Data provided START

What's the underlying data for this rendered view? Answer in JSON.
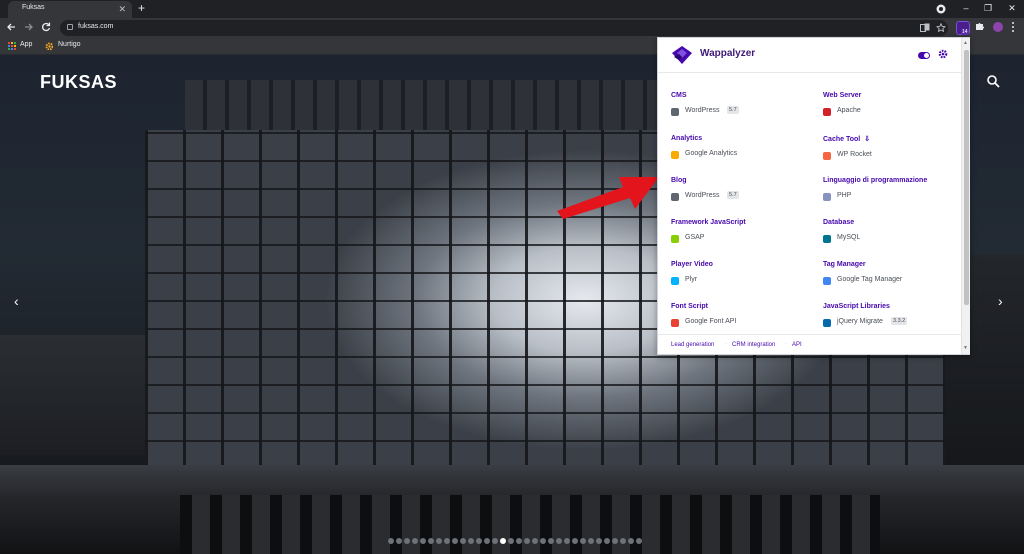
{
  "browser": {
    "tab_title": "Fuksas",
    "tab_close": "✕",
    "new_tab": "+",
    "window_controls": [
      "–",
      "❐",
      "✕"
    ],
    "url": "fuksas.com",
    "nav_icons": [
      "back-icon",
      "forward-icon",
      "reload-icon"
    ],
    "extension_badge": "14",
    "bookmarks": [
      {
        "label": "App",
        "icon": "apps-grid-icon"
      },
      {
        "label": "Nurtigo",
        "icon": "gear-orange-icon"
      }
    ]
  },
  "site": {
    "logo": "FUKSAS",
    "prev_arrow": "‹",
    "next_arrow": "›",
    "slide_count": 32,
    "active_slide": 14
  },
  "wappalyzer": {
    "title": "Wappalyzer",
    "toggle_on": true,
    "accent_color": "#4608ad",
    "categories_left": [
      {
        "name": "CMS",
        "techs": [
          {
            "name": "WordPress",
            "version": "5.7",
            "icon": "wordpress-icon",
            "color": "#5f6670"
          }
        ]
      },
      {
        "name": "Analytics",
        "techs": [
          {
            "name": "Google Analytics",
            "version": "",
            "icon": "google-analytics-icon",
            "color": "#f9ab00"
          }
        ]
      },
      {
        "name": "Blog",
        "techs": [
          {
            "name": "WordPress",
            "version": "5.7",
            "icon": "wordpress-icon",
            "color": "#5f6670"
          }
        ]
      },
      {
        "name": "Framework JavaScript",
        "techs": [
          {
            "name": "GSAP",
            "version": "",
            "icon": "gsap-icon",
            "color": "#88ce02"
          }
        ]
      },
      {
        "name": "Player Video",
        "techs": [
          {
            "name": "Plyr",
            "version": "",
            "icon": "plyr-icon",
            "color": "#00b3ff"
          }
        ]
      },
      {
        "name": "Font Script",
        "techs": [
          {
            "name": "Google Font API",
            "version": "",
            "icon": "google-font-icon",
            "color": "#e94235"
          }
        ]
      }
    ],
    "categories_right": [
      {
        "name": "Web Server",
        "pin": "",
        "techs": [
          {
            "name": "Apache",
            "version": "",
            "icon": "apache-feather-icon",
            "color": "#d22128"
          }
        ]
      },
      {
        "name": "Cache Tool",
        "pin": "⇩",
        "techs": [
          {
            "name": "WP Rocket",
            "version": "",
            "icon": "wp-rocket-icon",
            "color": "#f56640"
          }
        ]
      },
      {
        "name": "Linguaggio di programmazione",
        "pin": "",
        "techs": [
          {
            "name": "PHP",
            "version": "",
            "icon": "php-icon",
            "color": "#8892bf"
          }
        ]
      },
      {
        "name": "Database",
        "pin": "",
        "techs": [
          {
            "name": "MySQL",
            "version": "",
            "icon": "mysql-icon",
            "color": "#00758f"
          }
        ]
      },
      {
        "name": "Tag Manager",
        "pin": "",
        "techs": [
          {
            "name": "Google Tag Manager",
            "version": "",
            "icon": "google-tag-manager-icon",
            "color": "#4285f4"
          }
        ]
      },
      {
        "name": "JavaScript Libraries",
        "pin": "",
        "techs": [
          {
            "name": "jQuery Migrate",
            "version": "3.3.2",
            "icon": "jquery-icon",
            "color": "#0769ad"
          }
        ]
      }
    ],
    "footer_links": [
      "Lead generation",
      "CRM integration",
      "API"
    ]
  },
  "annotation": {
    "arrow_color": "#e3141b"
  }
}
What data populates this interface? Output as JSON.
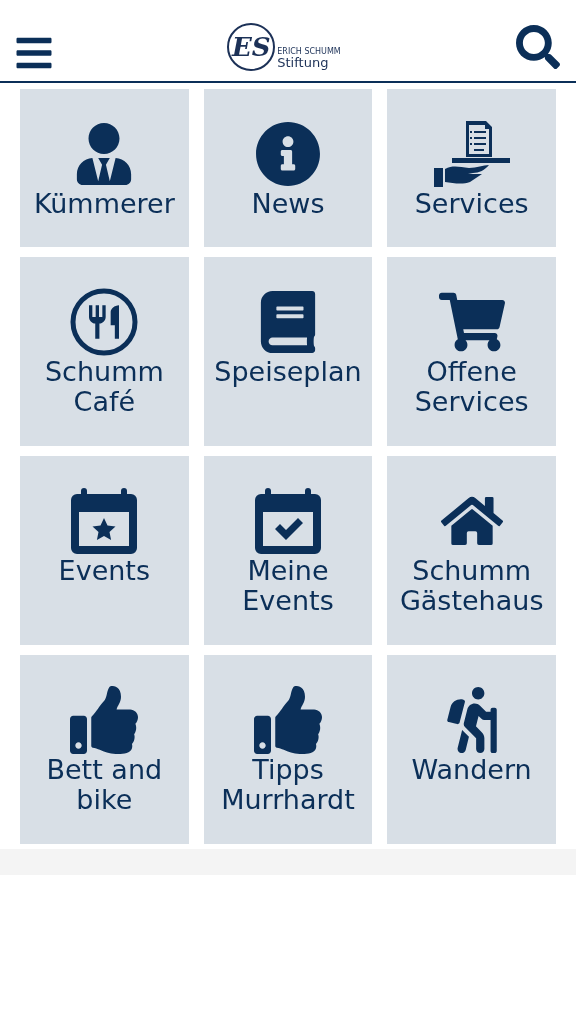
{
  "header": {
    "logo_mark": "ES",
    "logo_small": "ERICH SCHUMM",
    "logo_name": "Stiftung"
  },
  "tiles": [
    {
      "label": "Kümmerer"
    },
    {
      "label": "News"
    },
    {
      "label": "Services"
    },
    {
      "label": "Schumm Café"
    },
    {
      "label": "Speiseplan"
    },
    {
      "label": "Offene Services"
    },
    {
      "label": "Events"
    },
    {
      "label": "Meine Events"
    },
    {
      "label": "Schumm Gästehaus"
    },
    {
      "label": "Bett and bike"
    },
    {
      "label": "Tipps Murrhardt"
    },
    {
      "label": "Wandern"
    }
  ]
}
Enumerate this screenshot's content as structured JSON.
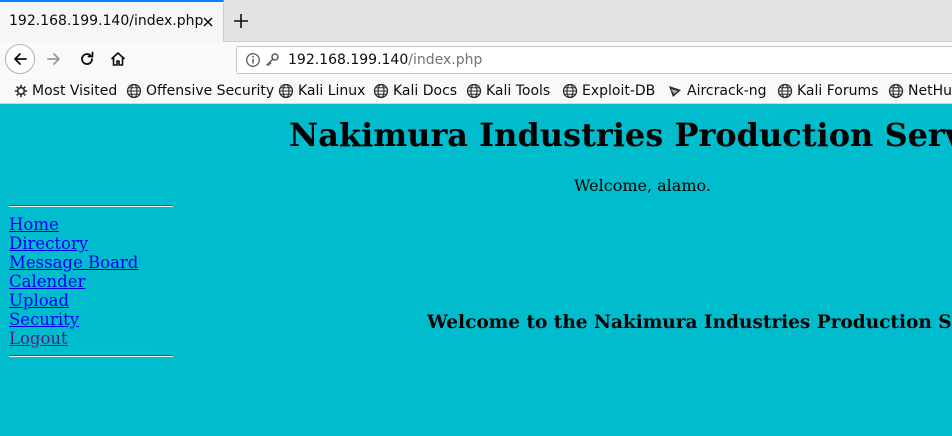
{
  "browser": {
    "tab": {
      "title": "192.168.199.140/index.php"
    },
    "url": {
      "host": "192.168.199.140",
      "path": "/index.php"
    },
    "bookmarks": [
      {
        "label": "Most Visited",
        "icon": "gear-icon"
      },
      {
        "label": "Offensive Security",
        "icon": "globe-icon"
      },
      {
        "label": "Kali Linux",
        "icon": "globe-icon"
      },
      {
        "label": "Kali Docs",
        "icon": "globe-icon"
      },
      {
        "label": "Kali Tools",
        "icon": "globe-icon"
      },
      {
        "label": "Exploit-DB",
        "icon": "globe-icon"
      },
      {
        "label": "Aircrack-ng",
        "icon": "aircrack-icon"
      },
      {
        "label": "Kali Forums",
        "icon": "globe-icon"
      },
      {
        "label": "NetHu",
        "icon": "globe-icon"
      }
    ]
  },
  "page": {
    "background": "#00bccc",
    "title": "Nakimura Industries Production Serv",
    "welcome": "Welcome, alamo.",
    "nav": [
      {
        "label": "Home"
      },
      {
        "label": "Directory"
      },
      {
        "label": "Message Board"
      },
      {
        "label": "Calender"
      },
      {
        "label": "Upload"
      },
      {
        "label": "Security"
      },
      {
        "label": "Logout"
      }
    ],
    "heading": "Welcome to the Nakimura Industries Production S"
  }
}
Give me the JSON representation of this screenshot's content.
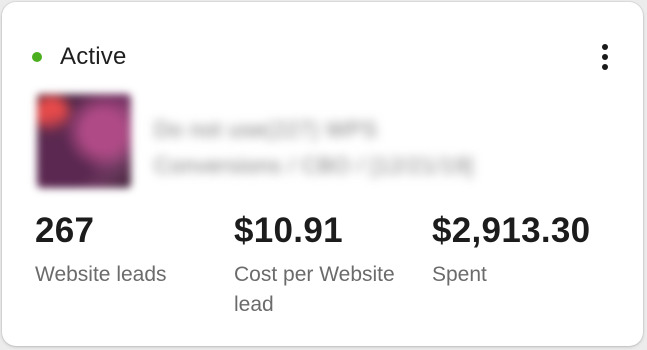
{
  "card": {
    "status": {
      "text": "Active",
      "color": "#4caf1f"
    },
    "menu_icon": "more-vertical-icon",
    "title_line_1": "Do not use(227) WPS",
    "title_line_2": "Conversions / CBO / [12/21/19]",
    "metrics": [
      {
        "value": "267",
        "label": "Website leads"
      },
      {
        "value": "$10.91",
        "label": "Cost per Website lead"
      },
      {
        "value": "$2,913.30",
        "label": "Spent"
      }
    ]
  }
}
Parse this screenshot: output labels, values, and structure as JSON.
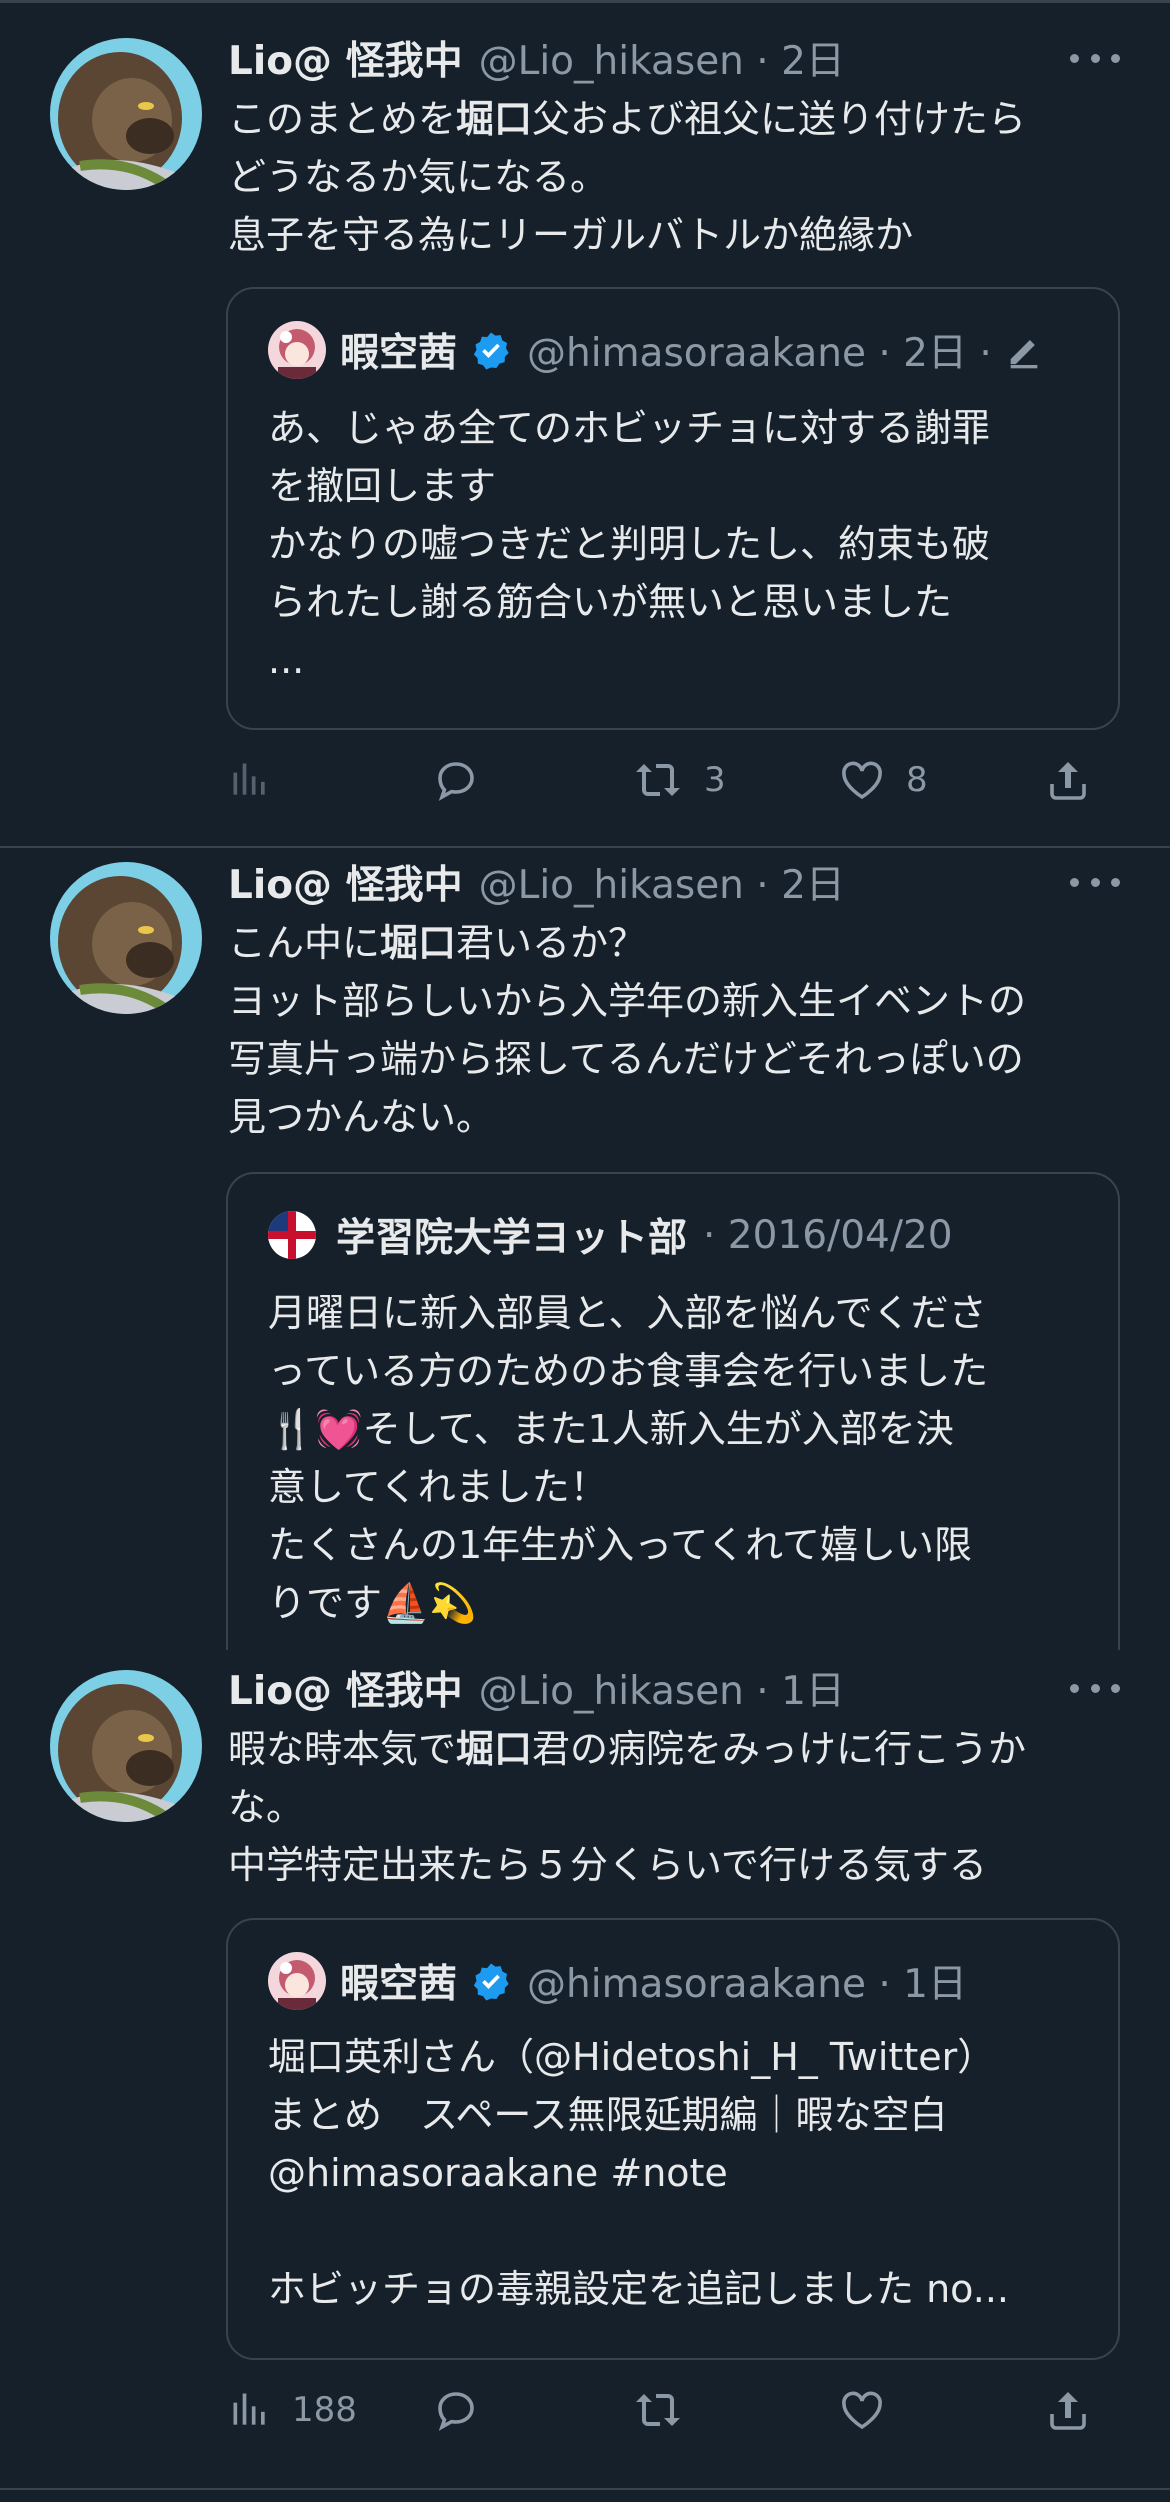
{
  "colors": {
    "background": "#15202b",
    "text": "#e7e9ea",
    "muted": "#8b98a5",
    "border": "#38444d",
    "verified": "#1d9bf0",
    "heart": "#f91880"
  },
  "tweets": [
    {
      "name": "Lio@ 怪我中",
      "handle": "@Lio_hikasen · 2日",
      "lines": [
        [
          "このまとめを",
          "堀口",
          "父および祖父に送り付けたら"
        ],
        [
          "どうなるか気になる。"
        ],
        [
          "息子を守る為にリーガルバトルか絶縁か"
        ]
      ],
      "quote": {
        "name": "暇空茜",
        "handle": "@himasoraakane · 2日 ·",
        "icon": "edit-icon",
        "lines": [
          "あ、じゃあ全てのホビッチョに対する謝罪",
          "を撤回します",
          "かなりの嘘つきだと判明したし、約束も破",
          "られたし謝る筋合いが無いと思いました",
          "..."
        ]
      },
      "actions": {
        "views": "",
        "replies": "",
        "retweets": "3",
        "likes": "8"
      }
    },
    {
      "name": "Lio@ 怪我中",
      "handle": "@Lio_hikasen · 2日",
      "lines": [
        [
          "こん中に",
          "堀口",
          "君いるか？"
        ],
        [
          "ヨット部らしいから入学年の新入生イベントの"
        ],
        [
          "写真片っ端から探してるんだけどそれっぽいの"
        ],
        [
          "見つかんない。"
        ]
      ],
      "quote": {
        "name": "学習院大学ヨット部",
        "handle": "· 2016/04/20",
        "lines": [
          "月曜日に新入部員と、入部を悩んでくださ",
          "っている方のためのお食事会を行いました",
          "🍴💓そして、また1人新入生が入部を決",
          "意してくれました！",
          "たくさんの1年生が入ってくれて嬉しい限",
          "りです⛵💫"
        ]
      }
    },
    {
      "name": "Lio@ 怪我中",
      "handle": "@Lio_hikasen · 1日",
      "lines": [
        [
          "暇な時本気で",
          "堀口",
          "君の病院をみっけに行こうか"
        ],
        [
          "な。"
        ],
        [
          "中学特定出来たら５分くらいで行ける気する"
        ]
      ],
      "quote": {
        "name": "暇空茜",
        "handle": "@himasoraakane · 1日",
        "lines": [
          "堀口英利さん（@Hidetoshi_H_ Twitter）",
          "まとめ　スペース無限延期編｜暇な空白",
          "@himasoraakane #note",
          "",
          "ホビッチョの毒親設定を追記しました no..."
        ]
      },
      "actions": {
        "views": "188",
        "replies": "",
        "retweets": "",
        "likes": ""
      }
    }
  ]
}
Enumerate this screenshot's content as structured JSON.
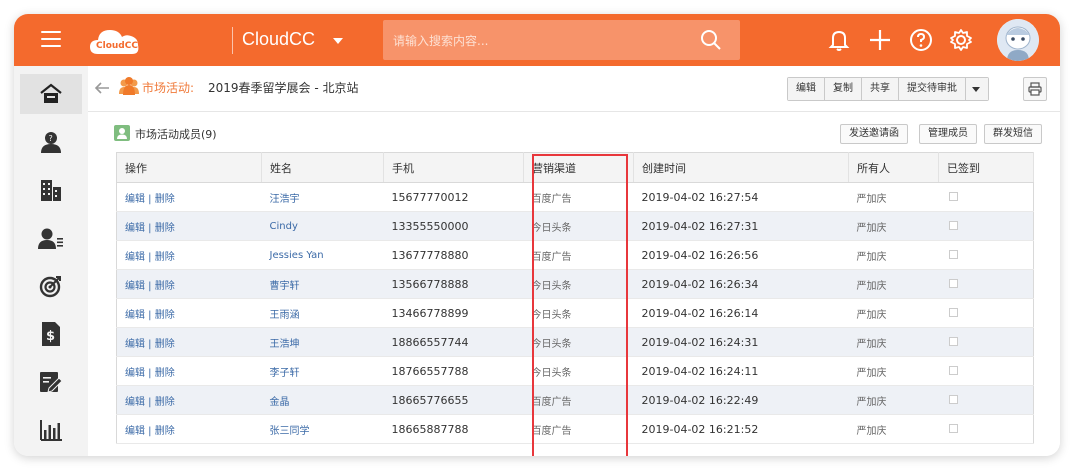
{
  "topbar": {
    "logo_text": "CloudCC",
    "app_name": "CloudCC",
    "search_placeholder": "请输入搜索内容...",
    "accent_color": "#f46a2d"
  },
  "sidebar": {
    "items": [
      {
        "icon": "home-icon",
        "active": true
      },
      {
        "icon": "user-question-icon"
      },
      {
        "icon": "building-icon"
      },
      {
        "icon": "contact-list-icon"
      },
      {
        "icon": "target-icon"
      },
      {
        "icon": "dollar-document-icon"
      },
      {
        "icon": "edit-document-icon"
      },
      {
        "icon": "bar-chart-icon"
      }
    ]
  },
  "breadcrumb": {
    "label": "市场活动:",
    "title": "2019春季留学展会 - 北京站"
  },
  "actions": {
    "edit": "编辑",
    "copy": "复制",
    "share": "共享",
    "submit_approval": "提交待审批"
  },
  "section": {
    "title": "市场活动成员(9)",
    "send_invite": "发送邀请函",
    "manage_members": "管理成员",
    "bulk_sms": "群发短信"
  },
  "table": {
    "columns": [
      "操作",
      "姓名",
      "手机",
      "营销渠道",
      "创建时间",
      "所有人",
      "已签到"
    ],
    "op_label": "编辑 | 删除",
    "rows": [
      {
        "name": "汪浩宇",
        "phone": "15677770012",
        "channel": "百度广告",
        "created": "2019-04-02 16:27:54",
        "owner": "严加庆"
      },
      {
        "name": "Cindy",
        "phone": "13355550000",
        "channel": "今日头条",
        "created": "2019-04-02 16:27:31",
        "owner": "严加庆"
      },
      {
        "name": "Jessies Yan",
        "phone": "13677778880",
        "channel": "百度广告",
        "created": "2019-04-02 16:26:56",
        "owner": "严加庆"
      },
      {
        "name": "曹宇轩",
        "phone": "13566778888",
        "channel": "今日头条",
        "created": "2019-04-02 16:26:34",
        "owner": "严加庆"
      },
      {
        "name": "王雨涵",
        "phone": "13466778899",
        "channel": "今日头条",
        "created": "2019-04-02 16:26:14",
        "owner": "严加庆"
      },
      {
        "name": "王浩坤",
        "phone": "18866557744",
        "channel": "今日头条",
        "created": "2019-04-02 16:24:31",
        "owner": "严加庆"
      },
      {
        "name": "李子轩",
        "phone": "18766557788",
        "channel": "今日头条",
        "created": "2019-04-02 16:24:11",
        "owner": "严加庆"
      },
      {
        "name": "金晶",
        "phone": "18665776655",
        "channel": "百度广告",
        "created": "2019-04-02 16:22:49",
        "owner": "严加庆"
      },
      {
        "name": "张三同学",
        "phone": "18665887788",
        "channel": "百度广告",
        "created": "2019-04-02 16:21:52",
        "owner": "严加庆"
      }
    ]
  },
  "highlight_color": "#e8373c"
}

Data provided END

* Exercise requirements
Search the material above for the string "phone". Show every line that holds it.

* Result of this exercise
        "phone": "15677770012",
        "phone": "13355550000",
        "phone": "13677778880",
        "phone": "13566778888",
        "phone": "13466778899",
        "phone": "18866557744",
        "phone": "18766557788",
        "phone": "18665776655",
        "phone": "18665887788",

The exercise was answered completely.